I ordered the BlinkStick I’m using for this project quite a while ago. So basically, everything concerning the hardware portion of this project was already in place.

The Software

I’m a .NET-Guy. Yeah, some of you might not like that, but hey – I really love using C#. I was pretty excited when I noticed that the BlinkStick – Application was written in C# AND GPL’ed.

I took all the guts that are necessary to talk to the BlinkStick and worked out a stripped down demo application. And then, there was light. 😉

First Test

Afterwards, I thought about how one might manage to get the states of the projects out of Hudson. Fortunately, Hudson offers a feed with the last build states of all projects in a view. So I created a view with all my projects, accessing the latest-Feed.

I wanted the stick to glow like every 30 or something minutes in green, if everything is alright. It should, however, glow red if a built failed. The stick does this now by pulsing four times red, then waiting for the time that is set in the settings, and pulsing again four times, and so on… The stick pulses blue, if the server is not reachable.

Finally, it was like some hours where I build the application which resides in the system tray and offers a settings dialog, in which you can set the uri for the feed, the brightness of the stick and the timings for certain settings.

hudsonBeaconSettings

The application itself might be buggy, as it was written in a few hours without much of testing.

All in all, it was a fun project, and I’ll might be updating it from time to time. If you want, feel free to get a BlinkStick, fork the project on github and build your own HudsonBeacon. 😉

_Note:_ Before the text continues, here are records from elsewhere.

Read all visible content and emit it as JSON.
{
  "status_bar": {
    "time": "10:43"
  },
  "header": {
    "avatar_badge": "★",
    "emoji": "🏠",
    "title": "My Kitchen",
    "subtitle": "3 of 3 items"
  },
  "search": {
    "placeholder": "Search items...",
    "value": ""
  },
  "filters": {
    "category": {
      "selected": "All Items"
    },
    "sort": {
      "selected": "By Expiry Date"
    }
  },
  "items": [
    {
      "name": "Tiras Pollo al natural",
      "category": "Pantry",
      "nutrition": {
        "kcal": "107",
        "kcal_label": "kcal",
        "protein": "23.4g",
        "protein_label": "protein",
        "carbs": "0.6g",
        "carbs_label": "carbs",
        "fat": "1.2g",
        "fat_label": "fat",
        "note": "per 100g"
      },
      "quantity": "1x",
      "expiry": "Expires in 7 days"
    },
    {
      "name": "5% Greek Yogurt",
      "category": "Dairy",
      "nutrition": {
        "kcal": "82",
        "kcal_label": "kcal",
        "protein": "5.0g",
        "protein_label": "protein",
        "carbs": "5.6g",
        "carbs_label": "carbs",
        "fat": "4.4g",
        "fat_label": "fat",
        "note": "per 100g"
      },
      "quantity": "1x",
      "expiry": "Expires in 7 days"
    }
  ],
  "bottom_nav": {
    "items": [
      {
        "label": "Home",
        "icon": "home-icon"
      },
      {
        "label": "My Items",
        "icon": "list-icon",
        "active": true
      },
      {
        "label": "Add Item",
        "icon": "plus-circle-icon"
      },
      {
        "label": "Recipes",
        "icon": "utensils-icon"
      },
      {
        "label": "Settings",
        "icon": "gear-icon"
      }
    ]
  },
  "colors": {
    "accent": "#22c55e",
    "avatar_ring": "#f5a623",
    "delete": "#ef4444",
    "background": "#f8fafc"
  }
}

Last but not least, I made a small video with the different states:

P.S.: This project was build with extensibility in mind. In fact, it’s written against interfaces. So, you might exchange the Hudson stuff for a system of your choice. It’s up to you. 😉

Links

The Project on GitHub: The HudsonBeacon
The Hardware: The BlinkStick